Third, courts can expand opportunity by looking anew at housing policies that wrongfully deprive individuals of constitutionally protected property rights. Zoning laws based on prejudice or community opposition disguised by facially neutral justifications limit housing supply and opportunity.
Race preferences are not merely pernicious, but harm society as a whole by limiting opportunity. Equality and opportunity are enshrined in the 14th Amendment as complementary principles. The court should strike down race preferences on equal protection grounds in the SFFA cases while promoting opportunity by enforcing other constitutional rights.
Ensuring Equal Treatment Beyond Higher Ed
Grutter is studded with language about the uniqueness of the higher education setting. Its allowance of race should only apply narrowly to colleges and university admissions. But in practice, its effects have been anything but limited. Some of the difficulty stems from the challenges of litigating a challenge against a university. Most individual applicants wronged by unlawful preferences will have graduated long before they can hope for a favorable judgment. SFFA’s suit against Harvard, for example, was first brought in 2014. Colleges and universities, moreover, have resorted to disguising their use of race behind pretexts such as personality and leadership scores.
But whatever the reasons for Grutter’s under-enforcement, race preferences have spread well beyond higher education. The diversity disease has metastasized to cardiac care, Covid-19 shots, Paxlovid and other anti-viral treatments for Covid-19, Covid-19 lockdown relief packages for small business owners, Covid-19 lockdown relief for restaurant owners, farm loan relief, appointment of counsel in class-action cases, and student-edited law journal membership. Race preferences routinely appear in major federal legislation ranging from Obamacare to Dodd-Frank to the Inflation Reduction Act. Defenders of these programs often cite Grutter as legal justification or else deploy its vocabulary of diversity without acknowledgment because of the concept’s drift into the broader culture.

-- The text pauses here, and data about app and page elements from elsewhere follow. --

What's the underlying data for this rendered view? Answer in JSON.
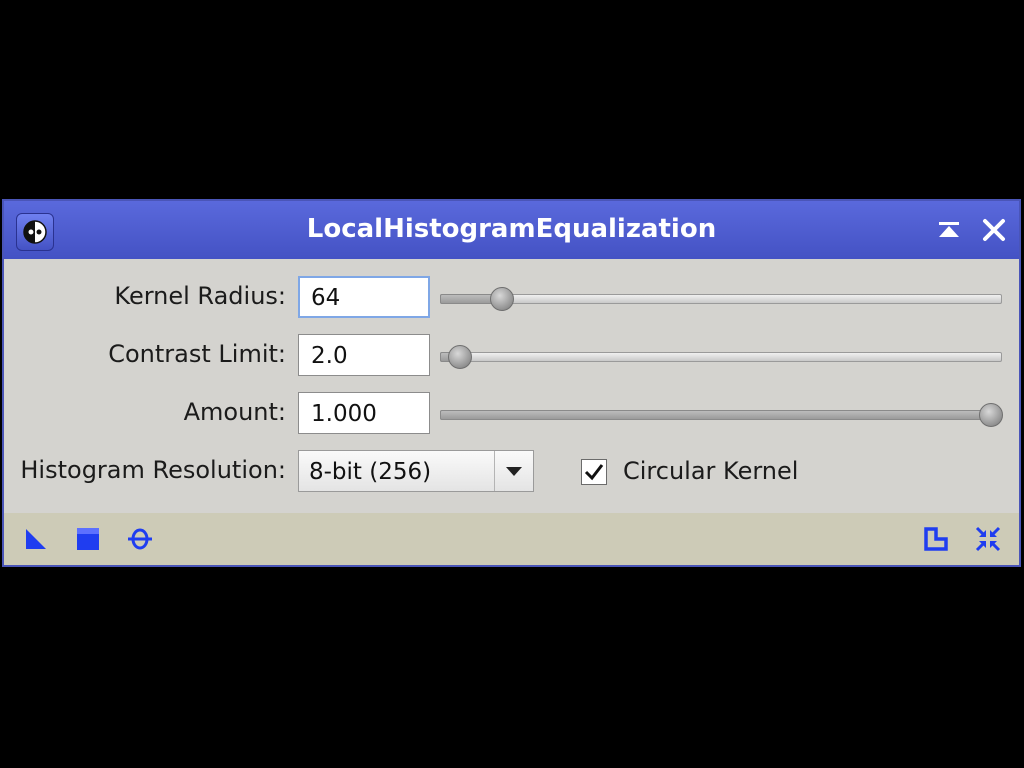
{
  "window": {
    "title": "LocalHistogramEqualization",
    "icons": {
      "app": "app-process-icon",
      "shade": "shade-icon",
      "close": "close-icon"
    }
  },
  "params": {
    "kernel_radius": {
      "label": "Kernel Radius:",
      "value": "64",
      "slider_fraction": 0.11
    },
    "contrast_limit": {
      "label": "Contrast Limit:",
      "value": "2.0",
      "slider_fraction": 0.035
    },
    "amount": {
      "label": "Amount:",
      "value": "1.000",
      "slider_fraction": 0.98
    }
  },
  "histogram_resolution": {
    "label": "Histogram Resolution:",
    "selected": "8-bit (256)"
  },
  "circular_kernel": {
    "label": "Circular Kernel",
    "checked": true
  },
  "bottom_bar": {
    "left_icons": [
      "new-instance-icon",
      "apply-global-icon",
      "real-time-preview-icon"
    ],
    "right_icons": [
      "reset-icon",
      "collapse-icon"
    ]
  },
  "colors": {
    "titlebar": "#4a59cc",
    "accent": "#1f3df0",
    "panel": "#d4d3cf",
    "bottombar": "#cdcbb7"
  }
}
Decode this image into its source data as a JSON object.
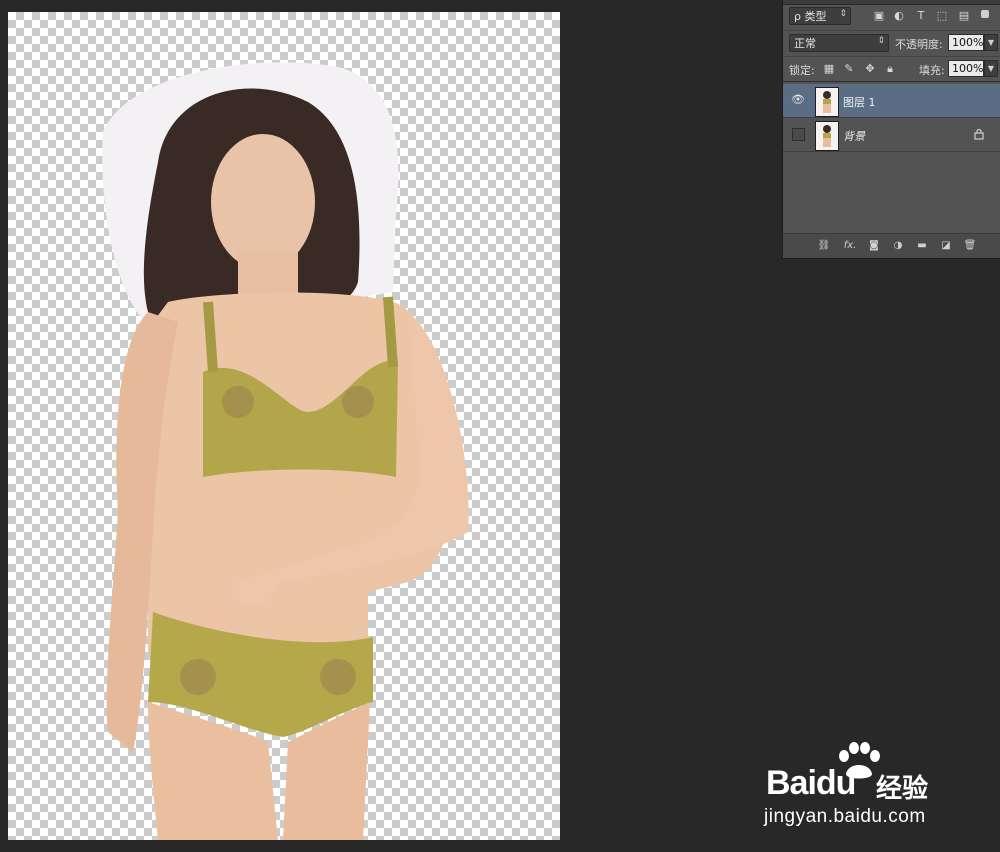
{
  "layers_panel": {
    "filter": {
      "label": "ρ 类型"
    },
    "blend_mode": {
      "value": "正常"
    },
    "opacity": {
      "label": "不透明度:",
      "value": "100%"
    },
    "lock": {
      "label": "锁定:"
    },
    "fill": {
      "label": "填充:",
      "value": "100%"
    },
    "layers": [
      {
        "name": "图层 1",
        "visible": true,
        "selected": true,
        "locked": false
      },
      {
        "name": "背景",
        "visible": false,
        "selected": false,
        "locked": true
      }
    ],
    "filter_icons": [
      "image-filter-icon",
      "adjustment-filter-icon",
      "type-filter-icon",
      "shape-filter-icon",
      "smart-object-filter-icon"
    ],
    "footer_icons": [
      "link-icon",
      "fx-icon",
      "mask-icon",
      "adjustment-layer-icon",
      "group-folder-icon",
      "new-layer-icon",
      "trash-icon"
    ]
  },
  "watermark": {
    "brand_text": "Baidu",
    "brand_cn": "经验",
    "url": "jingyan.baidu.com"
  },
  "colors": {
    "workspace_bg": "#282828",
    "panel_bg": "#535353",
    "selected_layer": "#5b6c85"
  }
}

The expansion of race preferences into K-12 schools is particularly unfortunate because education is an engine of opportunity. Many students attending public magnet high schools, for example, come from disadvantaged backgrounds. Yet they excel when placed in demanding environments that push them to fully develop their talents. At Stuyvesant High School in New York City, for instance, 44.3 percent of students receive free or reduced-price lunch (because of their families’ low incomes); nevertheless, 75 percent of students score above 1470 on the SAT I.
Selective high schools cultivate entrepreneurs whose innovations fuel national economic growth. Entrepreneur Howard Lerman observed on Twitter, for example, that attending the Thomas Jefferson High School for Science and Technology in Alexandria, Virginia, gave him the opportunity to start multiple companies, back dozens more, and create thousands of jobs.

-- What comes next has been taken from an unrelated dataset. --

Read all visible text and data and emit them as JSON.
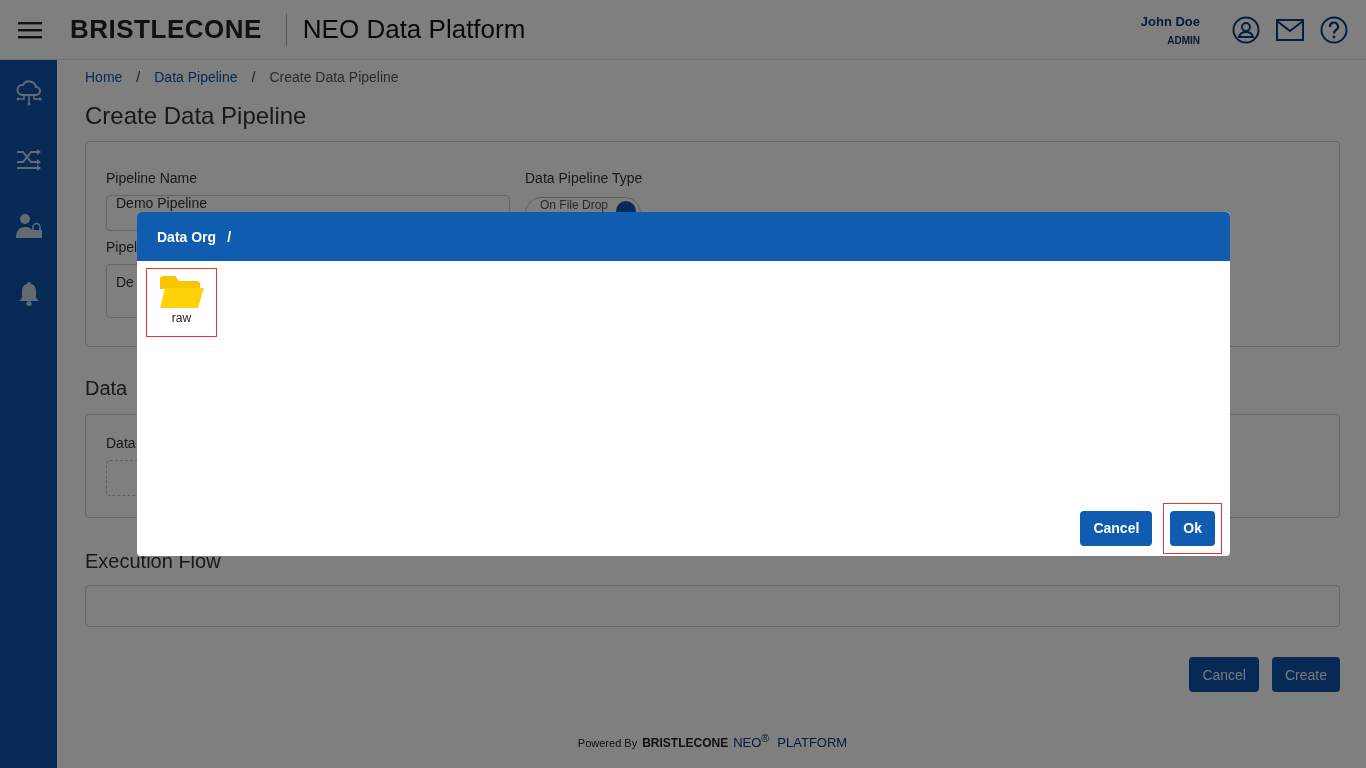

Yet Thomas Jefferson High revamped its admissions process in 2020 because of its desire to rebalance its student demographics. The changes had the effect of denying educational opportunities to many Asian American students for no reason other than their race. Similar stories have occurred in magnet middle schools in Montgomery County, Maryland, and New York City’s selective public high schools. In Hartford, Connecticut, rigid adherence to a racial quota scheme similarly shut talented black students like Jarod Robinson out of magnet schools purely because of race.
The limiting language in Grutter should not trick us into believing that racial preferences in college admissions have been only a modest departure from the principle that individuals should be treated as individuals. A Supreme Court opinion overturning Grutter is essential to ensuring that individuals are not reduced to membership in their racial or ethnic groups and that we return to the Declaration of Independence’s claim that we are created equal.